Items from an interface collection =>
--*--

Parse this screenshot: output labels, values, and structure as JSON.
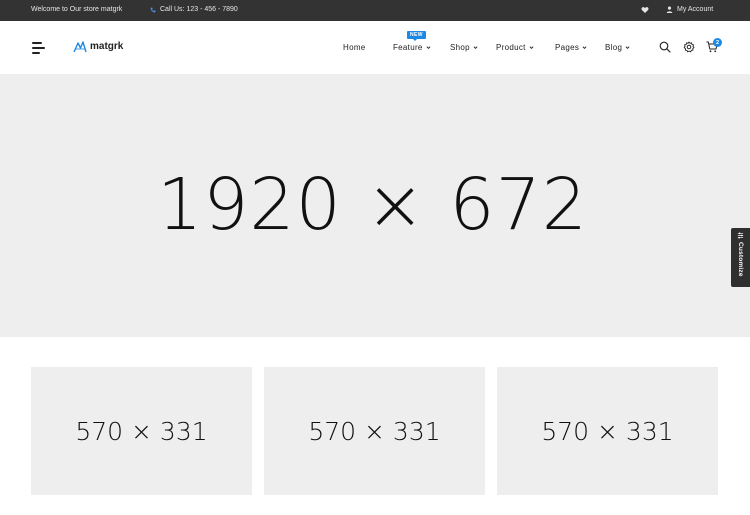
{
  "topbar": {
    "welcome": "Welcome to Our store matgrk",
    "phone": "Call Us: 123 - 456 - 7890",
    "account": "My Account"
  },
  "brand": {
    "name": "matgrk",
    "accent": "#1e88e5"
  },
  "nav": {
    "home": "Home",
    "feature": "Feature",
    "feature_badge": "NEW",
    "shop": "Shop",
    "product": "Product",
    "pages": "Pages",
    "blog": "Blog"
  },
  "cart": {
    "count": "2"
  },
  "icons": [
    "menu-icon",
    "search-icon",
    "gear-icon",
    "cart-icon",
    "heart-icon",
    "user-icon",
    "phone-icon",
    "chevron-down-icon",
    "sliders-icon"
  ],
  "hero": {
    "placeholder": "1920 × 672"
  },
  "customize": {
    "label": "Customize"
  },
  "banners": [
    {
      "placeholder": "570 × 331"
    },
    {
      "placeholder": "570 × 331"
    },
    {
      "placeholder": "570 × 331"
    }
  ]
}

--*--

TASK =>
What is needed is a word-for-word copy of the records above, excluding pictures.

ANSWER TO THIS PROBLEM =>
Parse this screenshot: output labels, values, and structure as JSON.
{
  "topbar": {
    "welcome": "Welcome to Our store matgrk",
    "phone": "Call Us: 123 - 456 - 7890",
    "account": "My Account"
  },
  "brand": {
    "name": "matgrk",
    "accent": "#1e88e5"
  },
  "nav": {
    "home": "Home",
    "feature": "Feature",
    "feature_badge": "NEW",
    "shop": "Shop",
    "product": "Product",
    "pages": "Pages",
    "blog": "Blog"
  },
  "cart": {
    "count": "2"
  },
  "icons": [
    "menu-icon",
    "search-icon",
    "gear-icon",
    "cart-icon",
    "heart-icon",
    "user-icon",
    "phone-icon",
    "chevron-down-icon",
    "sliders-icon"
  ],
  "hero": {
    "placeholder": "1920 × 672"
  },
  "customize": {
    "label": "Customize"
  },
  "banners": [
    {
      "placeholder": "570 × 331"
    },
    {
      "placeholder": "570 × 331"
    },
    {
      "placeholder": "570 × 331"
    }
  ]
}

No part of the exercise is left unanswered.